• **Work required**
Report back every line of the entries that contains "title", exactly as written.

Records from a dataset
▼▼▼

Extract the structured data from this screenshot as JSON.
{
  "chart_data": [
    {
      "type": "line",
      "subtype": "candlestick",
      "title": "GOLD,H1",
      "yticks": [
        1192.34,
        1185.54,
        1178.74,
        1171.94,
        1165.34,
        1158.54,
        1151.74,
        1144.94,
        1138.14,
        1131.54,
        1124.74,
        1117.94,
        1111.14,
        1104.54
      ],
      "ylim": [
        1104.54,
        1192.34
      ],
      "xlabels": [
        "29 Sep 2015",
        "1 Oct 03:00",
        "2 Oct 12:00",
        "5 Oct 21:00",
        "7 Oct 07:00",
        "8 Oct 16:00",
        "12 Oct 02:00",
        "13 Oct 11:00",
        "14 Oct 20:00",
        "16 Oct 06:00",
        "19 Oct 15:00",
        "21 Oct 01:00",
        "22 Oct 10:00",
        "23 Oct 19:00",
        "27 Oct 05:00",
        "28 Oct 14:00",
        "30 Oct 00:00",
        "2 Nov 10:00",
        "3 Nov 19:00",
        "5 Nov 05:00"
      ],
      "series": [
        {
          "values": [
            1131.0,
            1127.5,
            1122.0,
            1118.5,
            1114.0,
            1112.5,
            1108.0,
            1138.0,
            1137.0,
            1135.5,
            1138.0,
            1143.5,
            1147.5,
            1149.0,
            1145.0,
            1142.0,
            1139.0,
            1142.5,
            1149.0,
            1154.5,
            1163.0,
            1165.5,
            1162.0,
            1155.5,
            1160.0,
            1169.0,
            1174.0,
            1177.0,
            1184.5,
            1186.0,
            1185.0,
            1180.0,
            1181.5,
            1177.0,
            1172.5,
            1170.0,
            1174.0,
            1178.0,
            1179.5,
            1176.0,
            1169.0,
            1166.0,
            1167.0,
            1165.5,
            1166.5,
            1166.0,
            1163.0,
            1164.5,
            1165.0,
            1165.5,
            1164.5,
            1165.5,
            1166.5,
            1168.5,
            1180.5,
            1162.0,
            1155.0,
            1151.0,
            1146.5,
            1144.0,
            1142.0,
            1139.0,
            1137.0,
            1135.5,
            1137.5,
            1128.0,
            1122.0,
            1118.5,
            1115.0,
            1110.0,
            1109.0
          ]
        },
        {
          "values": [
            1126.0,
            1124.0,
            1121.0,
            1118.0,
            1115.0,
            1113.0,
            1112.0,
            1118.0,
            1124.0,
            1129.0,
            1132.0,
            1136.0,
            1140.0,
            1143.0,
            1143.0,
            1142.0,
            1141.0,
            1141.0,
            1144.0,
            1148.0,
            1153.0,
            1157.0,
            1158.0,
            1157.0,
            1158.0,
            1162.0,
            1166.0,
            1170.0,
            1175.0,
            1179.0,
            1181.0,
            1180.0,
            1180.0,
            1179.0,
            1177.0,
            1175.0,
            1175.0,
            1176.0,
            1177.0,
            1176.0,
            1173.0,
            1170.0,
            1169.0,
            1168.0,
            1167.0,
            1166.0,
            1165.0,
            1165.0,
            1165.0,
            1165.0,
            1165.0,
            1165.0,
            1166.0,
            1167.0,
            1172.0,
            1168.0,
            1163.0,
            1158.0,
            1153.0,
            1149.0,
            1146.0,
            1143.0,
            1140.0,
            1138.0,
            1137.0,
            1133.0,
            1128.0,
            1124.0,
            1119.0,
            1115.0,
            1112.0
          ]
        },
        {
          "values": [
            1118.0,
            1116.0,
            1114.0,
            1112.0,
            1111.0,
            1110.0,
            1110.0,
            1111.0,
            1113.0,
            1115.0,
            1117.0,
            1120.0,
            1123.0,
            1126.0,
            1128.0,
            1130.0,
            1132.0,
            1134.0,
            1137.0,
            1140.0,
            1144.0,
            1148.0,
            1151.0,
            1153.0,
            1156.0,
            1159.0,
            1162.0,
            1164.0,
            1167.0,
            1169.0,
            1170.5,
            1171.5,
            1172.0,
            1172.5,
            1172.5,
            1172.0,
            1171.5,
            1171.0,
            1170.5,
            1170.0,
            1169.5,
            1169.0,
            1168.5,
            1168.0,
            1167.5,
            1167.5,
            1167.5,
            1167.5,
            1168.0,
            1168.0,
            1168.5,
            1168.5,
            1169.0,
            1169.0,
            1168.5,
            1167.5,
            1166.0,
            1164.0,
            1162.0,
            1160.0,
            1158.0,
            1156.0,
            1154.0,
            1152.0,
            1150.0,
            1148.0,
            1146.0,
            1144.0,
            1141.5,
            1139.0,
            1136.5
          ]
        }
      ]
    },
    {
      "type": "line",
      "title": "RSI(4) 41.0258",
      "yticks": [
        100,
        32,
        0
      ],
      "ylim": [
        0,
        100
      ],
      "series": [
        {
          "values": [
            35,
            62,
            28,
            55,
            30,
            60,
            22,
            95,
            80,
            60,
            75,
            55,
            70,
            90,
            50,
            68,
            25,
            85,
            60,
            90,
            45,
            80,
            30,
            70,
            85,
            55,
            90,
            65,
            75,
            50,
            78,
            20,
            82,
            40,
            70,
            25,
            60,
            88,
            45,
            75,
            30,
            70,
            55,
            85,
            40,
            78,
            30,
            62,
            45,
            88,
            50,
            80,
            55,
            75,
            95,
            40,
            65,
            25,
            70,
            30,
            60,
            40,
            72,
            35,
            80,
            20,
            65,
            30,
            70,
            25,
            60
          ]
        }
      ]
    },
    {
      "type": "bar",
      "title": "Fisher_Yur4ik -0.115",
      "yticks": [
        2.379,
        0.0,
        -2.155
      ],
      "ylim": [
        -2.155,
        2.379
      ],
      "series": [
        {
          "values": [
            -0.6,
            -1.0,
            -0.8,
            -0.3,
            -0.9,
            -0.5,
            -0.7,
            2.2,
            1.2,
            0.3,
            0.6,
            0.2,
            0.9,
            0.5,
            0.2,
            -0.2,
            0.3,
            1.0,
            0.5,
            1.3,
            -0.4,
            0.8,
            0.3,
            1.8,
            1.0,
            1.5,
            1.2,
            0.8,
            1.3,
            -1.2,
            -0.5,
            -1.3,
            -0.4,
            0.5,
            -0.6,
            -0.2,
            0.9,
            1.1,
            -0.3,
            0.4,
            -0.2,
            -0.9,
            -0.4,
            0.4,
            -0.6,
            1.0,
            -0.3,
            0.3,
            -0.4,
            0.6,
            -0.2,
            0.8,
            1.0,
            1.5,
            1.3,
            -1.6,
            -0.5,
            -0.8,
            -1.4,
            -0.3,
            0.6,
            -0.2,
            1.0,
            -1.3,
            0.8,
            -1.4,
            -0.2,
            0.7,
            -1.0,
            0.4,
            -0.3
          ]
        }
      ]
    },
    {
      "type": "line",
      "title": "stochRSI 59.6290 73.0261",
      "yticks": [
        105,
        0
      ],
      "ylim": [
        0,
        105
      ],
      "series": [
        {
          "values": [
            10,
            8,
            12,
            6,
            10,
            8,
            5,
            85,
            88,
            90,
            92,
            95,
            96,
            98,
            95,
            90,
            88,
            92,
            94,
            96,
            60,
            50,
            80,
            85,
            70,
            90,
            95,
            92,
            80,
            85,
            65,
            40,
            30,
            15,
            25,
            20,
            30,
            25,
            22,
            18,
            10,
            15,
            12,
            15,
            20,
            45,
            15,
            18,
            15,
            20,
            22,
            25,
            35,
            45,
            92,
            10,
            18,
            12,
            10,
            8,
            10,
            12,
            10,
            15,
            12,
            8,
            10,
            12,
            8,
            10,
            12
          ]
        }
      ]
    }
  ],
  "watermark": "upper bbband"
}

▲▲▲

• **Exercise answer**
      "title": "GOLD,H1",
      "title": "RSI(4) 41.0258",
      "title": "Fisher_Yur4ik -0.115",
      "title": "stochRSI 59.6290 73.0261",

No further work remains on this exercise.